- Consider your privacy options - It is worth thinking about whether you want the wide public to access your learning and teaching blog or whether you would prefer the content to stay within the scope of your class. [Read more] about our different blogs to know which privacy options are available to you.
- Link interesting material - Whilst a blogging platform is the perfect space for students to express themselves, it is also a platform for you to share additional content. Don't hesitate to illustrate by using multimedia or embedding interesting links.
- Consider personal journals/diaries - Blogging can come under different forms. It could be interesting for you to set a journal/diary assessment to increase your students' literacy as well as expanding your grading methods.
- Your blog does not replace the classroom - Do remember that learning and teaching blogs should be an extension of the classroom, not a replacement of it.
Make sure you consult our [exemplar Learning and Teaching Blogs] for an idea of how these work.
Blogging for research
- Decide how you want to hook readers - Making the description of your research clear while still being compelling is important: many readers will know very little about your research topic, so you should keep that in mind when writing for your blog. A good title will help draw readers in.
- Presenting your topics and projects clearly - This part goes hand in hand with a compelling title. It is important for your introduction or headline to be very clear: stray from complicated vocabulary and make your posts clear for anybody to understand.
- Accessibility - Define complicated terminology or arguments that might not be self-explanatory. You might additionally want to embed images or videos to make your case more compelling and posts easier to read and digest...
- Referencing - This is an essential part of all research blogs: fellow academics or potential employers will be expecting well-referenced sources to consult. Make sure you make the most of footnotes and bibliographies.
- Link additional material - Where did you get your inspiration? Are there any articles or videos people could consult to expand their knowledge on the subject you have raised? Adding a 'More Information' page is an optional possibility to expand your readers' experience.
- Consider building a profile section - If you are in charge of the whole blog, consider building yourself a profile section. This could be a space for your readers to explore your academic profile or consult external professional platforms such as LinkedIn.
Blogging about community or student experience
- Be personal! - It may be possible for you to stray from the strict Academic style you might have to use in other blogging instances. Let a little bit of your personality shine through while staying professional.
- Reflect on your own experiences – This is an account of your personal experience. Try to base it on things that have happened to you rather than outside sources or peers' ideas. People want to read more about this community through your own eyes.
- Remember you are writing for a group – While we want the writer's tone to be explored, do remember you are writing about your experience within a larger group.
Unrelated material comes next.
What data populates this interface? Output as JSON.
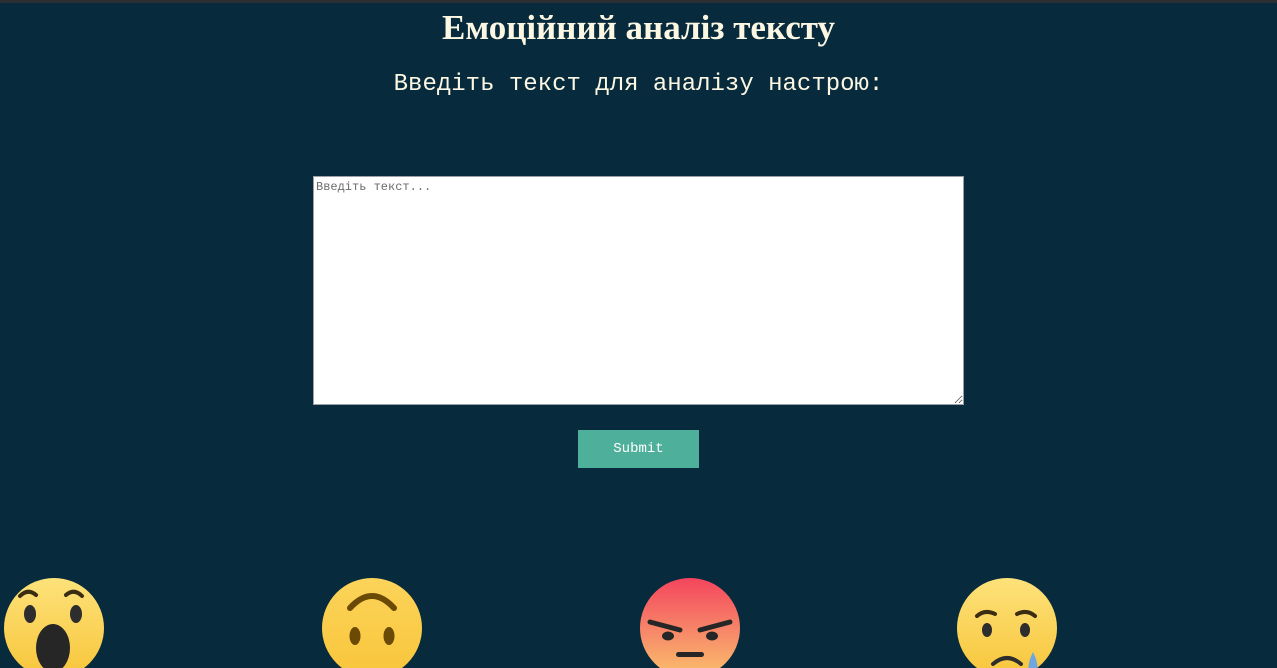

Don't forget to reference your community, whether College, School, departmental, unit or student based.
- Help people understand what your community is like from the outside - Explain specific terminology, abbreviations and sayings as others might not be aware of what these mean.